If someone had told me three years ago that by October 2005, Saddam Hussein's murderous tyranny would be over for ever, that Iraq would have a new constitution that emerged from a democratic process and that it will soon have a democratically elected parliament and government, I would have been thrilled. If I were further told that the inevitably embittered Sunni Arab minority had decided to throw itself into democratic politics to amend the constitution and protect its interests in a future Iraq, I would be amazed by how swiftly democratic habits can take root in a post-totalitarian country. If I had been told that, despite extraordinary provocation from Jihadist and Sunni Arab terrorists, the country had not dissolved into civil war, and that unemployment was dropping, I'd be heartened. If I had also been told that the United States had not suffered another major terror attack since the fall of 2001, I would have refused to believe it. The fact that the administration has made countless, terrible errors in the aftermath of the invasion and miscalculated badly on how the Baathists and Jihadists would fight back, should not distract us from these underlying realities. In 2002, I feared U.S. casualties approaching 10,000 in a brutal, urban war for Baghdad. The enemy gave us a simmering insurgency instead, shrewdly calculating that that was their best defense. They were right in the short term. But that makes it all the more imperative to prove them wrong in the long term.

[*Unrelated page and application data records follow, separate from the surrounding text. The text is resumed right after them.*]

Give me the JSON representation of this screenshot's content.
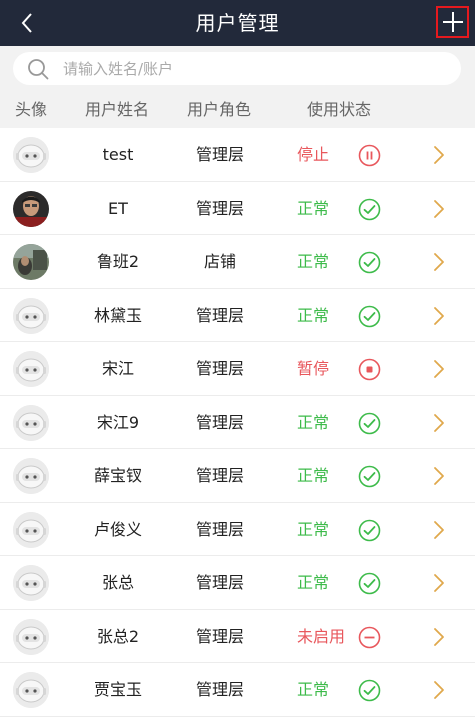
{
  "header": {
    "title": "用户管理"
  },
  "search": {
    "placeholder": "请输入姓名/账户"
  },
  "columns": [
    "头像",
    "用户姓名",
    "用户角色",
    "使用状态"
  ],
  "colors": {
    "header_bg": "#22293a",
    "status_normal": "#3dbb4a",
    "status_inactive": "#e8575c",
    "chevron": "#e0a84c",
    "add_highlight": "#e5191e"
  },
  "users": [
    {
      "avatar": "default-robot-avatar",
      "name": "test",
      "role": "管理层",
      "status": "停止",
      "status_type": "stopped",
      "status_icon": "pause-circle-icon"
    },
    {
      "avatar": "photo-avatar",
      "name": "ET",
      "role": "管理层",
      "status": "正常",
      "status_type": "normal",
      "status_icon": "check-circle-icon"
    },
    {
      "avatar": "photo-avatar",
      "name": "鲁班2",
      "role": "店铺",
      "status": "正常",
      "status_type": "normal",
      "status_icon": "check-circle-icon"
    },
    {
      "avatar": "default-robot-avatar",
      "name": "林黛玉",
      "role": "管理层",
      "status": "正常",
      "status_type": "normal",
      "status_icon": "check-circle-icon"
    },
    {
      "avatar": "default-robot-avatar",
      "name": "宋江",
      "role": "管理层",
      "status": "暂停",
      "status_type": "paused",
      "status_icon": "stop-circle-icon"
    },
    {
      "avatar": "default-robot-avatar",
      "name": "宋江9",
      "role": "管理层",
      "status": "正常",
      "status_type": "normal",
      "status_icon": "check-circle-icon"
    },
    {
      "avatar": "default-robot-avatar",
      "name": "薛宝钗",
      "role": "管理层",
      "status": "正常",
      "status_type": "normal",
      "status_icon": "check-circle-icon"
    },
    {
      "avatar": "default-robot-avatar",
      "name": "卢俊义",
      "role": "管理层",
      "status": "正常",
      "status_type": "normal",
      "status_icon": "check-circle-icon"
    },
    {
      "avatar": "default-robot-avatar",
      "name": "张总",
      "role": "管理层",
      "status": "正常",
      "status_type": "normal",
      "status_icon": "check-circle-icon"
    },
    {
      "avatar": "default-robot-avatar",
      "name": "张总2",
      "role": "管理层",
      "status": "未启用",
      "status_type": "disabled",
      "status_icon": "minus-circle-icon"
    },
    {
      "avatar": "default-robot-avatar",
      "name": "贾宝玉",
      "role": "管理层",
      "status": "正常",
      "status_type": "normal",
      "status_icon": "check-circle-icon"
    }
  ]
}
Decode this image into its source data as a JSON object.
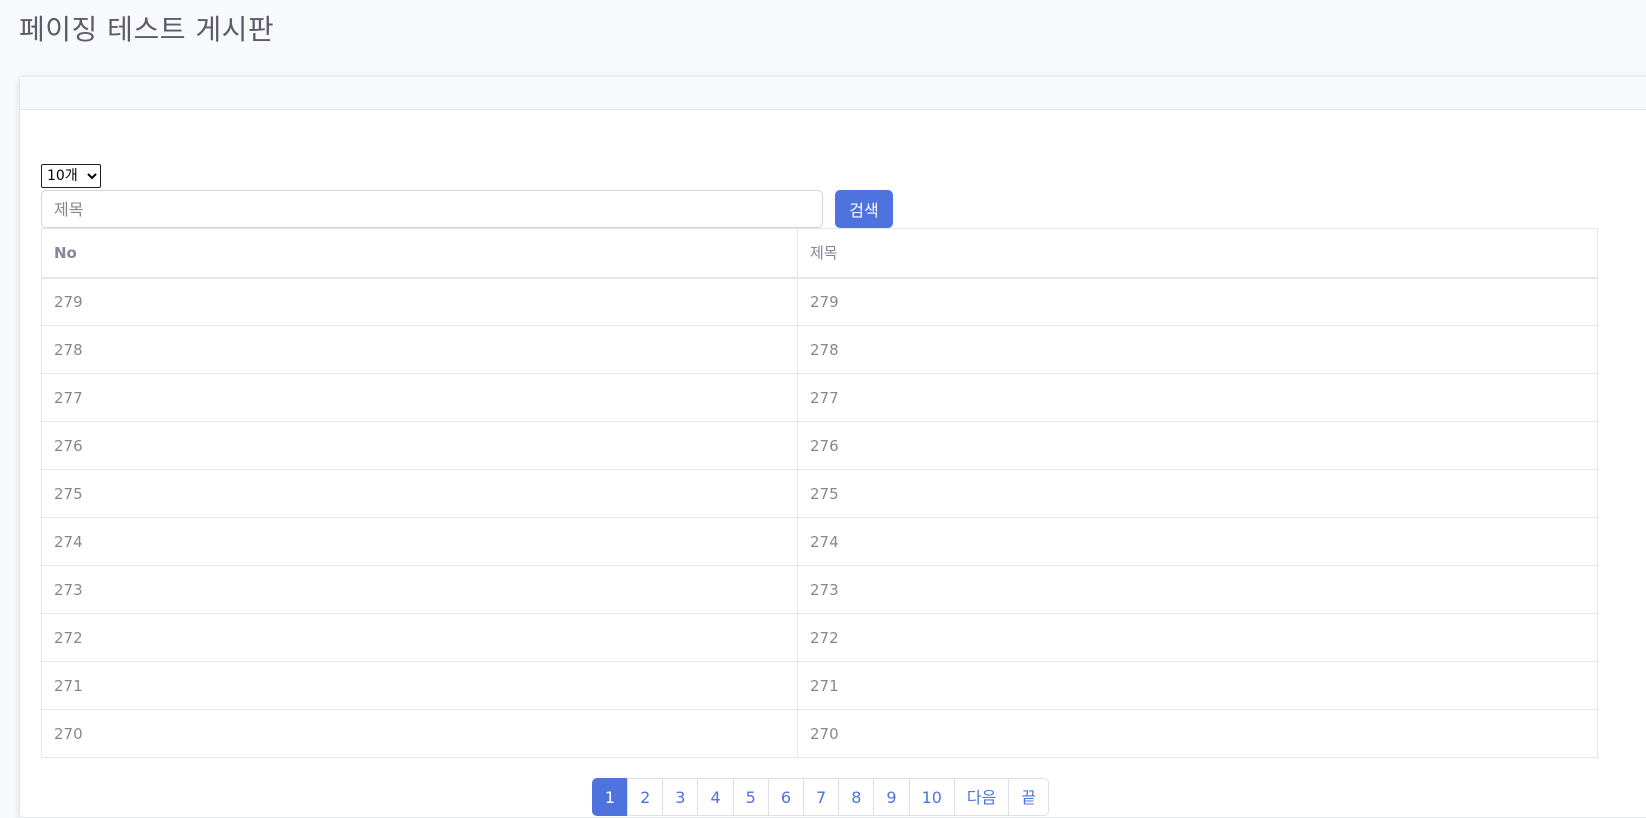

For the sake of the 2,000 who have already died; and the countless, innocent civilian Iraqis who have borne an even greater burden, let's do all we can to make this work.
Wednesday, October 26
What he says